true

Actually, I just realized that the c variable in the first function is redundant. Apologies for that…

Here is a solution in standard (R7RS) Scheme that is similar to

@programmingpraxis’s solution but also works with the “negafibonacci”

extension of F_n for n < 0.

A Haskell version.

@Milbrae: your implementation does not really work for for large numbers as issquare is not correct for large numbers. Fibonacci number 76 is 5527939700884757. For this number and (almost) all next numbers your method fails. If you use an issquare function based on an isqrt method for integer numbers, than it works. Below is an example:

codepad link –

http://codepad.org/8dlred0k

Python Code —>

import math

num = input()

num = float(num)

n1 = 5

numnum – 4n2 = 5

numnum + 4def checksqr(N): #function for perfect sqaure

r1 = checksqr(n1)

r2 = checksqr(n2)

if(r1 ==0) or (r2==0):

print(“Fibonacci”)

else:

print(“Not Fibonacci”)

In Ruby using simple method.

Outputs:

0 ✅

1 ✅

2 ✅

3 ✅

4 ❌

5 ✅

6 ❌

7 ❌

8 ✅

9 ❌

10 ❌

11 ❌

12 ❌

13 ✅

14 ❌

15 ❌

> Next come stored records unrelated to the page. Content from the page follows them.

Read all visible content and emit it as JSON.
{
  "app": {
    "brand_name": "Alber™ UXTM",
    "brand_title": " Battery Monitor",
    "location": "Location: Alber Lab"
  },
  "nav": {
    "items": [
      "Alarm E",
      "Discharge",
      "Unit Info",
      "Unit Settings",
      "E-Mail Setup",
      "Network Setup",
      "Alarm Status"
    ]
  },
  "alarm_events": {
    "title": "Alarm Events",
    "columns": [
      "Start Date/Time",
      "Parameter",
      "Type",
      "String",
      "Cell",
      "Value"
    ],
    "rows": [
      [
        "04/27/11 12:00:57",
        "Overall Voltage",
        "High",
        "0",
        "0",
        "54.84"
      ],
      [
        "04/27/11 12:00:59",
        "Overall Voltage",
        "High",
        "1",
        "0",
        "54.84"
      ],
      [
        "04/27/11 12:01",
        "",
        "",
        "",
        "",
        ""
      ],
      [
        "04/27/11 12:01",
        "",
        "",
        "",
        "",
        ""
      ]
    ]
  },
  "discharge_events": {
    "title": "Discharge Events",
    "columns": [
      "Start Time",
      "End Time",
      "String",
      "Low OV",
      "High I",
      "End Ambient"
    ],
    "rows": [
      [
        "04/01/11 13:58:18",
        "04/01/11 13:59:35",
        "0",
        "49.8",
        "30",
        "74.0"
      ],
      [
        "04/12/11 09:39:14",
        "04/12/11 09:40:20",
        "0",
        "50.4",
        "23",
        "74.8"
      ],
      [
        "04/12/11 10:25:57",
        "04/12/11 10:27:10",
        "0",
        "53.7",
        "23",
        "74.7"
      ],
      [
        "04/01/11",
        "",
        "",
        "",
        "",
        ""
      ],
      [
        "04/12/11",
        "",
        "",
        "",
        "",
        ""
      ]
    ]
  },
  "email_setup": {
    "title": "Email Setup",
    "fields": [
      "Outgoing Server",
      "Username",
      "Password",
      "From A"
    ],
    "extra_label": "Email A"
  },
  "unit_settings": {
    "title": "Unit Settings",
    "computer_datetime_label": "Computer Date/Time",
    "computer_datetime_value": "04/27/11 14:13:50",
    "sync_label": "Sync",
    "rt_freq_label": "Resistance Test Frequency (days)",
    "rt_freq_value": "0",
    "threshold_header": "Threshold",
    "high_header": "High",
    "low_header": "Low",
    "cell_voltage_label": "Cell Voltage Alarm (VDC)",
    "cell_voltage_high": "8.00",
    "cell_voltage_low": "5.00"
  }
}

16 ❌

17 ❌

18 ❌

19 ❌

20 ❌

21 ✅

Here’s a solution in C using GMP.

Example Usage: